"The NFL website had their contest of the fans' favorite celebrations of the year," said Oldenburg. "And that was the first place we looked. That gave us a lot of information on what fans were enjoying and resonating towards. Beyond that, we watched film to see what players did most often. We would even go back a year or two if a player was injured."

The only celebrations the Madden team did not include were the ones that would have drawn a fine, even if they didn't draw a penalty flag. The Pittsburgh Steelers, for instance, pretended to roll dice last year, and that was a no-go.

"Generally, the rules [prohibit anything] that would resemble a weapon or any sort of violent act," said Oldenburg. "No violence, no sexual acts, and no gambling. Those are the top three."
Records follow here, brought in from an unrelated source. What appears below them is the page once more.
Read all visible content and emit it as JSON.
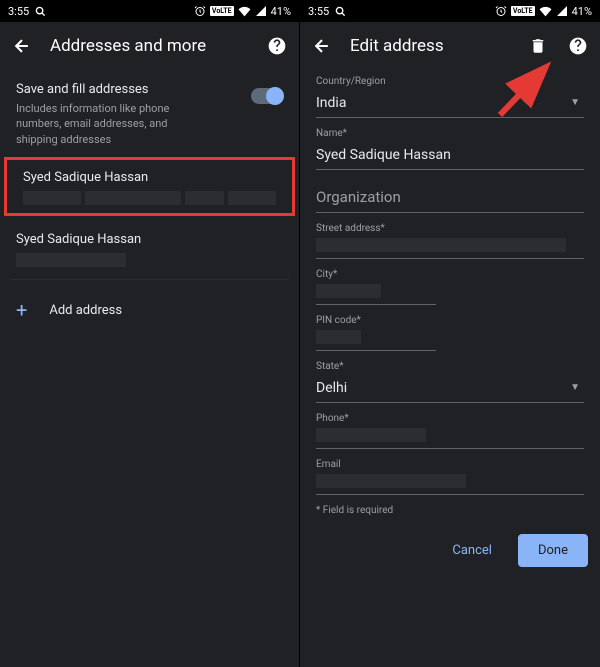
{
  "status_bar": {
    "time": "3:55",
    "battery": "41%"
  },
  "left_screen": {
    "title": "Addresses and more",
    "toggle": {
      "title": "Save and fill addresses",
      "description": "Includes information like phone numbers, email addresses, and shipping addresses",
      "enabled": true
    },
    "addresses": [
      {
        "name": "Syed Sadique Hassan"
      },
      {
        "name": "Syed Sadique Hassan"
      }
    ],
    "add_label": "Add address"
  },
  "right_screen": {
    "title": "Edit address",
    "fields": {
      "country_label": "Country/Region",
      "country_value": "India",
      "name_label": "Name*",
      "name_value": "Syed Sadique Hassan",
      "organization_placeholder": "Organization",
      "street_label": "Street address*",
      "city_label": "City*",
      "pin_label": "PIN code*",
      "state_label": "State*",
      "state_value": "Delhi",
      "phone_label": "Phone*",
      "email_label": "Email"
    },
    "required_note": "* Field is required",
    "buttons": {
      "cancel": "Cancel",
      "done": "Done"
    }
  }
}
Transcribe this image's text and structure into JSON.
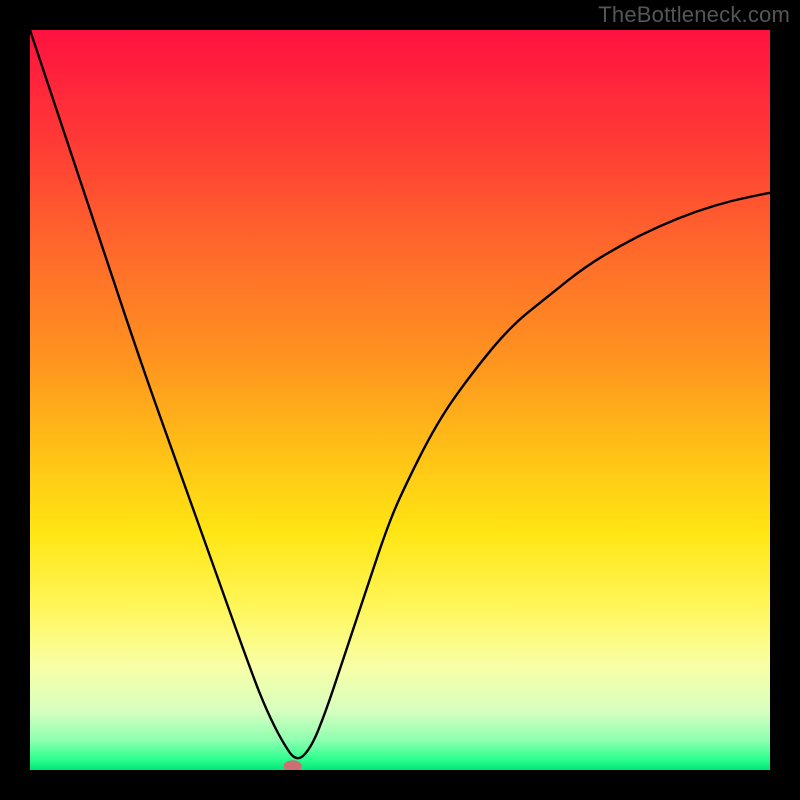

The EA developers are willing to work with players who want to see themselves properly represented in-game, especially if they're willing to stop by the office.

"Tyreek Hill of the Chiefs came to visit us this off-season," said Oldenburg. "And one of his first questions was, 'Do you have my deuces celebration that I do in the end zone?' We did not have that last year, but we worked with him while he was in the studio, and we put that together for him."

And as the current NFL season progresses, the developers will be adding in new celebrations. It's reasonable to assume these additions will be even more elaborate and theatrical, now that players know Madden developers are watching.

"That's already happening," said Oldenburg. "We were out at the NFL Combine this year to capture heads and faces of all the rookies. And almost all of them asked, 'Do you have my celebration in the game?' And we said, 'Well, no, because you're a rookie. We don't know what you're going to do.' So they showed us. They acted it out right there, before we captured their faces."

By that logic, can we see some in-game previews of what's to come in real life? Can EA tell us the names of some rookies that we should pay attention to?

"No, not really," said Oldenburg, laughing. "We need to leave some surprises."